Gallery LVS (Sinsa-dong space) is very pleased to announce the two-person exhibition “Clouds soar up to end in rain” with artists Suejin Chung and Melvin Moti from June 2nd to July 9th, 2016. The exhibition will feature paintings by Suejin Chung and textile, photographs and drawing works by Melvin Moti.
Suejin Chung claims that paintings are expressive media of structural and objective observations of human consciousness rather than a display of emotions. Furthermore, she states that the flow of consciousness is not random, but travels through dimensions in a logical, geometric pattern. Chung’s works require strictly scientific analysis surpassing ordinary method of perception and thereupon simultaneously recognize possibilities and limits of human consciousness. Chung explains this through “Budozi” theory, one of the most innovative contemporary visual theories mostly based on Eastern philosophies. Her works have been exhibited in many galleries and institutions representing Korean contemporary art including National Museum of Modern and Contemporary Art, Korea, Art Sonje, Seoul Museum of Art, Taipei Fine Art Museum, Project space Sarubia.
Melvin Moti is a Dutch artist living and working in Rotterdam, Netherlands, and this is his first time exhibiting in Korea. Moti creates 35mm films, installations, and various two-dimensional and three-dimensional objects that explore human consciousness and visual culture in reductionist methods. Moti finds various narratives in history and science and augments them through contexts functioning as filters to reveal new truths about the mind and perception. “Cluster Illusion” series, a collaboration with Japanese silk-dye master, shown in Mori Art Museum, as well as “Miamalism” and “a Century of Light”, which use time as medium, and photographs from the “Eigengrau (The inner self in outer space)” series will be shown. His works have been widely exhibited in institutions such as Venice Biennale, Centre Pompidou, Tate Modern, Palais de Tokyo, and Mori Art Museum.

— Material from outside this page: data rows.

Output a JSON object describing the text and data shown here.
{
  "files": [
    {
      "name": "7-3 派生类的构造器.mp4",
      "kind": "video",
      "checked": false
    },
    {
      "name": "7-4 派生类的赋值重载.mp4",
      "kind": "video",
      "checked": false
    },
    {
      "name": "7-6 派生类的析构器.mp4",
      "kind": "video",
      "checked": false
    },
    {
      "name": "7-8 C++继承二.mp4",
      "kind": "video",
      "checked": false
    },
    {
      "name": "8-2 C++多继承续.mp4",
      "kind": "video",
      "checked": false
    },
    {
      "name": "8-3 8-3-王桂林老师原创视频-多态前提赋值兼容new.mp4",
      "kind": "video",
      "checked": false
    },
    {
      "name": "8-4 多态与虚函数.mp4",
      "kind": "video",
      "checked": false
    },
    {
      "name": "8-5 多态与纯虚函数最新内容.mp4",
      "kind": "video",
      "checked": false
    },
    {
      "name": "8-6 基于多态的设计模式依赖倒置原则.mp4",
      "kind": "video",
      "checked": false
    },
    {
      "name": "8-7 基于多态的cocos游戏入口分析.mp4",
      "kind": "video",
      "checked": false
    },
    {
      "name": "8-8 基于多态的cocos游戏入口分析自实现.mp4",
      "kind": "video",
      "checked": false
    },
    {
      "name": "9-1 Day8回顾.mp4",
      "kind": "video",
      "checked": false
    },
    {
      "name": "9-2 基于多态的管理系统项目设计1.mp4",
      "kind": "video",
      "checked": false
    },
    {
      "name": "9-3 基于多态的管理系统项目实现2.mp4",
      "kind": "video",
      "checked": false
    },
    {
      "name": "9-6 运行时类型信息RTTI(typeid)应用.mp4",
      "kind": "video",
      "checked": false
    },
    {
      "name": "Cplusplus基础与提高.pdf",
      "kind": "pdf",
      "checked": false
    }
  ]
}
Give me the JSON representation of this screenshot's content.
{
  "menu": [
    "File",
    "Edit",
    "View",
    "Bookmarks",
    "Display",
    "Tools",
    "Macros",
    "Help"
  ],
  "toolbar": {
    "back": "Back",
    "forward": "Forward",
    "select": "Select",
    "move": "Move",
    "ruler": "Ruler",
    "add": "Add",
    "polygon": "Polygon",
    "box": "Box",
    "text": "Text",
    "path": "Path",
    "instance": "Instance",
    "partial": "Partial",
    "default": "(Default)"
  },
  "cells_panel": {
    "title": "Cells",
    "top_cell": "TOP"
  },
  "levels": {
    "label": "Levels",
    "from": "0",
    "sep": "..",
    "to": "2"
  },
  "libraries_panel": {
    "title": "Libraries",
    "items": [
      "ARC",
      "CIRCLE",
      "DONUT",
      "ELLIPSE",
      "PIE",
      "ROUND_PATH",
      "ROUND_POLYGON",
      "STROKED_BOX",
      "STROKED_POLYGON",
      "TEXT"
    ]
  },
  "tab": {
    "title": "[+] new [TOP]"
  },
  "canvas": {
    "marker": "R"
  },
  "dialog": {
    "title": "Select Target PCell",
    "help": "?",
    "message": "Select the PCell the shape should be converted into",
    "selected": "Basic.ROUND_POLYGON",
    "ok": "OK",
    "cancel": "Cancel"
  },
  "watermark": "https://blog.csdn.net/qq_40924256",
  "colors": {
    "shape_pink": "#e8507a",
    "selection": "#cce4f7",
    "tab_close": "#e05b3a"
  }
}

“雲騰致雨 (Clouds soar up to end in rain)” is a four-character Chinese idiom from the Thousand-Character Classic, explaining a simple meteorological providence of clouds soaring up to come down as rain. Numerous metaphors of clouds, as well as the formation, movement and shapes of clouds the idiom is visualizing, adequately outline Suejin Chung and Melvin Moti’s works and concepts. An electron cloud, in which electrons are regularly dispersed, is the basic unit needed in a chemical reaction. Such model is like the scattered pieces or particles of human consciousness diluted loosely under certain structure and aesthetic choices Chung and Moti have made within their works, in order to induce flexible interaction with the exterior, the audience or different environmental context in this case. The clouds in Melvin Moti’s dyed silk works depict ‘holy’ clouds, which often serve as backgrounds in many Western religious paintings, and the act of seeing constellations from random forms of nebulas (note: direct translation of ‘nebula’ in Korean and Chinese is ‘star cloud’) all direct to states of mass hallucination. Clouds are also frequently referenced in Suejin Chung’s visual theory: “Budozi.” Chung states that consciousness evolves in geometric pattern multi-dimensionally, and this pattern can be visually represented on the ‘“pyramid dialectic” and “dual pentagon” structures. Korean art historian Woobang Kang’s discovery of ‘영기문 靈氣紋 (Yeong-gi mun)’ (note: direct translation is ‘aural pattern’; it refers to the spiral pattern found as basic aesthetic unit in most ancient art, especially Korean art. The pattern’s color and shape variations create different meanings) has inspired Chung’s structures, and the traditional cloud pattern (운문 雲文) is also derived from ‘Yeong-gi mun.’